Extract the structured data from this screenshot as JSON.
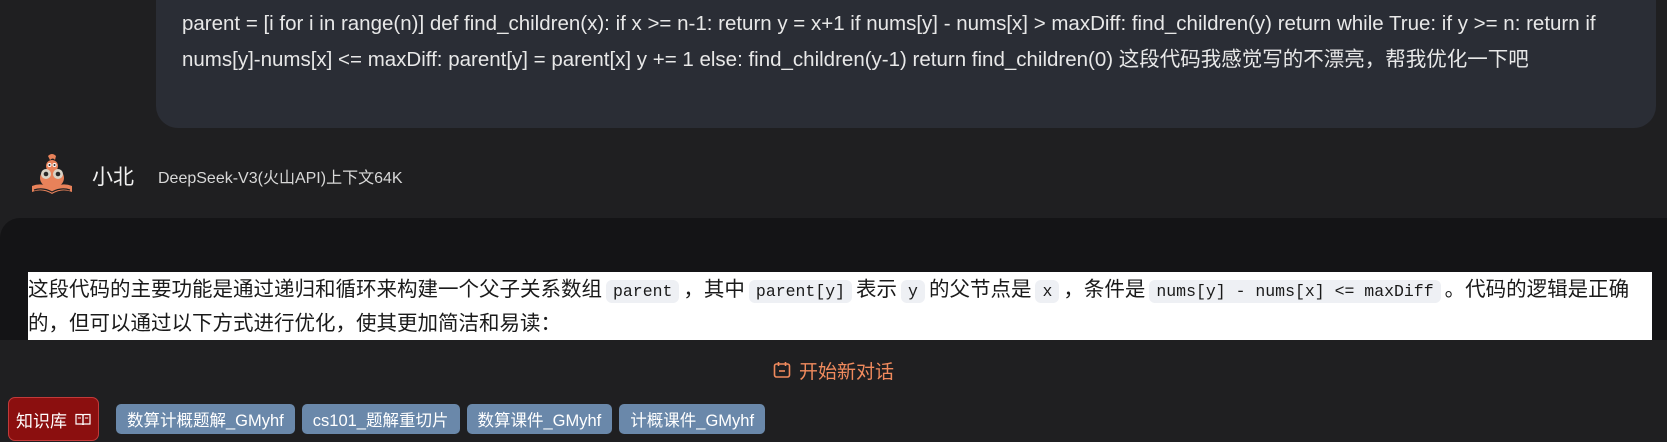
{
  "user_message": {
    "text": "parent = [i for i in range(n)] def find_children(x): if x >= n-1: return y = x+1 if nums[y] - nums[x] > maxDiff: find_children(y) return while True: if y >= n: return if nums[y]-nums[x] <= maxDiff: parent[y] = parent[x] y += 1 else: find_children(y-1) return find_children(0) 这段代码我感觉写的不漂亮，帮我优化一下吧"
  },
  "assistant": {
    "name": "小北",
    "model": "DeepSeek-V3(火山API)上下文64K",
    "avatar_icon": "cat-reading-book-icon"
  },
  "answer": {
    "segments": [
      "这段代码的主要功能是通过递归和循环来构建一个父子关系数组",
      "parent",
      "，其中",
      "parent[y]",
      "表示",
      "y",
      "的父节点是",
      "x",
      "，条件是",
      "nums[y] - nums[x] <= maxDiff",
      "。代码的逻辑是正确的，但可以通过以下方式进行优化，使其更加简洁和易读："
    ]
  },
  "new_chat": {
    "label": "开始新对话",
    "icon": "new-chat-icon"
  },
  "knowledge_base": {
    "label": "知识库",
    "icon": "book-icon"
  },
  "chips": [
    "数算计概题解_GMyhf",
    "cs101_题解重切片",
    "数算课件_GMyhf",
    "计概课件_GMyhf"
  ],
  "colors": {
    "background": "#1f1f21",
    "user_bubble": "#2a2d35",
    "answer_panel": "#141416",
    "accent_orange": "#f08a5d",
    "kb_button": "#8b0f0f",
    "chip": "#6a88aa"
  }
}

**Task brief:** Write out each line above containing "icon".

**Answer below:**
    "avatar_icon": "cat-reading-book-icon"
    "icon": "new-chat-icon"
    "icon": "book-icon"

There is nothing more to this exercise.